    • I’m thinking about a beautiful three-leafed plant that makes you itch, itch, itch.
    • I’m thinking about an eight-legged creature that’s shiny and black. It lives around your house. I can find them under rocks or close to the sidewalk or garage.
  7. After the students have matched the names of each harmful animal or plant, show them pictures of cute little squirrels, raccoons, and bunnies. Discuss with them the dangers of playing with wild animals they find in the woods. Tell them what rabies is and how animals may carry this disease.


  • The teacher may elect to have an oral discussion with the entire class and discuss the various safety issues that have been addressed during that class. Teacher observation of how well a student responds to questions and contributes to the discussion will give you a good idea if the student understands.
  • Role-play situations will help students to practice a reaction to a situation in which safety is an issue.
  • Have the students draw pictures showing an unsafe situation. Have them explain what they would do if they were in that picture.
  • Write letters to the police and fire departments, recreation director, rescue squad, or parents telling each organization or person what they have learned to stay safe.

Supplemental information

Relevant literature:

Music resource:

Kidding Around “Safety Break” (Rap) by Greg & Steve

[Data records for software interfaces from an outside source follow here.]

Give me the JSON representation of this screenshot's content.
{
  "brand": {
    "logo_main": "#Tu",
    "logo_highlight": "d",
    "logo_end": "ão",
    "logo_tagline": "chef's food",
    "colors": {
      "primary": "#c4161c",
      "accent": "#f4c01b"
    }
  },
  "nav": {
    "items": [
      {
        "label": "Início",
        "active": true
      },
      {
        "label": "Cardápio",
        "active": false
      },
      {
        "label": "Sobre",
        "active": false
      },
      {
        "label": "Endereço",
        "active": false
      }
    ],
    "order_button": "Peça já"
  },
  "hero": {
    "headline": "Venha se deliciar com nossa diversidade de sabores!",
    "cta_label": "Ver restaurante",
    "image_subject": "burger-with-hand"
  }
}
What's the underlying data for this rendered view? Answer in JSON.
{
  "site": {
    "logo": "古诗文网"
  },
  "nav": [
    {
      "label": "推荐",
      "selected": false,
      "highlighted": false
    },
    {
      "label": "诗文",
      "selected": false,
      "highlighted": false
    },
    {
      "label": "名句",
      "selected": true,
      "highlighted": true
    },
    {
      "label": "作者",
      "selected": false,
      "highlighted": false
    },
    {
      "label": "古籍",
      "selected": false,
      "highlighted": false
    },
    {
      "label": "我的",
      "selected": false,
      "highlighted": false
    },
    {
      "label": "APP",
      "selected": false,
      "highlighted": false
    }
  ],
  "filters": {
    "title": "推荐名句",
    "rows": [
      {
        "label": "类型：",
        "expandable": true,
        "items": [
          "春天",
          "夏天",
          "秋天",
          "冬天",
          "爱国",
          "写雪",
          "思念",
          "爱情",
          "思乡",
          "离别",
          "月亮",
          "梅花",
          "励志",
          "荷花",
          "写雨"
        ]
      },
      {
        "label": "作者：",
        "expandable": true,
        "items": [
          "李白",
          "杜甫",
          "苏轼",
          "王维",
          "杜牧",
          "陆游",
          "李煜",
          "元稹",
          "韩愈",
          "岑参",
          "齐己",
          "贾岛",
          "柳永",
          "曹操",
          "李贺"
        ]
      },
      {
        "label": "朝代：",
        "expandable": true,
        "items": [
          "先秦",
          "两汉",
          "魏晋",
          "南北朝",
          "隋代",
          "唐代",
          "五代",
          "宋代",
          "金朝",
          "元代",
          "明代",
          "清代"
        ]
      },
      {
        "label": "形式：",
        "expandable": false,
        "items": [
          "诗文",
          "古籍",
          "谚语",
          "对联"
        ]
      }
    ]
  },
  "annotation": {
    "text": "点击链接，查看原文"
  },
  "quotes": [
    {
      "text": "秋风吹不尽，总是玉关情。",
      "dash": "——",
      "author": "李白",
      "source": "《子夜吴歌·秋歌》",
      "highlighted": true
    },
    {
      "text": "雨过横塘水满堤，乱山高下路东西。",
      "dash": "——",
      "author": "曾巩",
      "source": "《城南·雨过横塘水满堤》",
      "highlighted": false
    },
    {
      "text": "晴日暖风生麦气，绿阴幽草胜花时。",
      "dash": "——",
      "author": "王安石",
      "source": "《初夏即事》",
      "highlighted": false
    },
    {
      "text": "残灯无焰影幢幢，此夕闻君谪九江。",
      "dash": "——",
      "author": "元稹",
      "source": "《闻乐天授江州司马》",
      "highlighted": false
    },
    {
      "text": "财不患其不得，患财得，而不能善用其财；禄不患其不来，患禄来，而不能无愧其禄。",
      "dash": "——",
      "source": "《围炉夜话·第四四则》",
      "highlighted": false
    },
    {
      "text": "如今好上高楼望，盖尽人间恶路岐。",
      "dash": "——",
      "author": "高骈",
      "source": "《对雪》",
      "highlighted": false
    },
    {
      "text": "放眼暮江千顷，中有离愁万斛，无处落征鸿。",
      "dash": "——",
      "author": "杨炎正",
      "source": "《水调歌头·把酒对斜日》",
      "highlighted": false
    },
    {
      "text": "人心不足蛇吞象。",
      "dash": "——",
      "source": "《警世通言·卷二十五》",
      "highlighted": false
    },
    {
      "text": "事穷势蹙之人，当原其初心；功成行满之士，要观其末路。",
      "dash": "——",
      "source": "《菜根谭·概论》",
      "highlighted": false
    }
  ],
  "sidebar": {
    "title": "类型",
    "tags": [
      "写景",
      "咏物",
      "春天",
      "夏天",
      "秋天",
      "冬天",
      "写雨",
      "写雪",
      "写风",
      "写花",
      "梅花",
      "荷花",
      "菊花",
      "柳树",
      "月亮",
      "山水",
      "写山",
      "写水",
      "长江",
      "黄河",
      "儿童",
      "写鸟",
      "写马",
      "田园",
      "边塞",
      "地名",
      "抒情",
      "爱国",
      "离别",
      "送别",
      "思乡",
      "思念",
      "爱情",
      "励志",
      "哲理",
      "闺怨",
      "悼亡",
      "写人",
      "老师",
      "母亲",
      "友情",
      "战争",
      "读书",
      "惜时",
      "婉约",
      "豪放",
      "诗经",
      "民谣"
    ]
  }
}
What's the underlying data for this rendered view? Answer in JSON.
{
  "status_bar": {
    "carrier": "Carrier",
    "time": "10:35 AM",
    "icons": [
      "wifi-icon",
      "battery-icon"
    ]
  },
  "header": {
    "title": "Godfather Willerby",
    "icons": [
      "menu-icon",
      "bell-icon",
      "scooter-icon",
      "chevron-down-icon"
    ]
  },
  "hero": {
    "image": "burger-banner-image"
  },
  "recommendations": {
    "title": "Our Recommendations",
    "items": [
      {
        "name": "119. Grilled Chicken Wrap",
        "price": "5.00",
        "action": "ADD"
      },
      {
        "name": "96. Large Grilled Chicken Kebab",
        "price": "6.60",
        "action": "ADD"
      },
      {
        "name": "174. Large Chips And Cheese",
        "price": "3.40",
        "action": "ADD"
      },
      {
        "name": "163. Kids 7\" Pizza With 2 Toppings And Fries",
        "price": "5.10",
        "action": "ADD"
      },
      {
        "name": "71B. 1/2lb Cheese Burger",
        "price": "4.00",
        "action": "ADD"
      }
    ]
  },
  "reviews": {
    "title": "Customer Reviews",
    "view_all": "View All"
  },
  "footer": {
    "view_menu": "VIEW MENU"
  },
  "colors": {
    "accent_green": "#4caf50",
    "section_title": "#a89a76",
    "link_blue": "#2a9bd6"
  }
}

I wanted to give teachers of young children a lesson that would help them to teach the kindergarteners they are letting go for the summer some important skills for staying safe while away on vacation. I know that many, many accidents occur during these months and that we can’t prevent all of them, but we can help the kids to be smarter. The outdoors is fun, but also dangerous. Young children are eager to collect items and investigate creatures and objects. They need to know what is harmful and harmless.

  • North Carolina Essential Standards
    • Healthful Living (2010)
      • Kindergarten

        • K.PCH.2 Understand necessary steps to prevent and respond to unintentional injury. K.PCH.2.1 Recognize the meanings of traffic signs and signals. K.PCH.2.2 Explain the benefits of wearing seat belts and bicycle helmets. K.PCH.2.3 Illustrate how to get help...

North Carolina curriculum alignment

Healthful Living Education (2006)


  • Goal 2: The learner will develop knowledge and skills to enhance personal and consumer health.
    • Objective 2.05: Evaluate the benefits of wearing seat belts and bicycle helmets.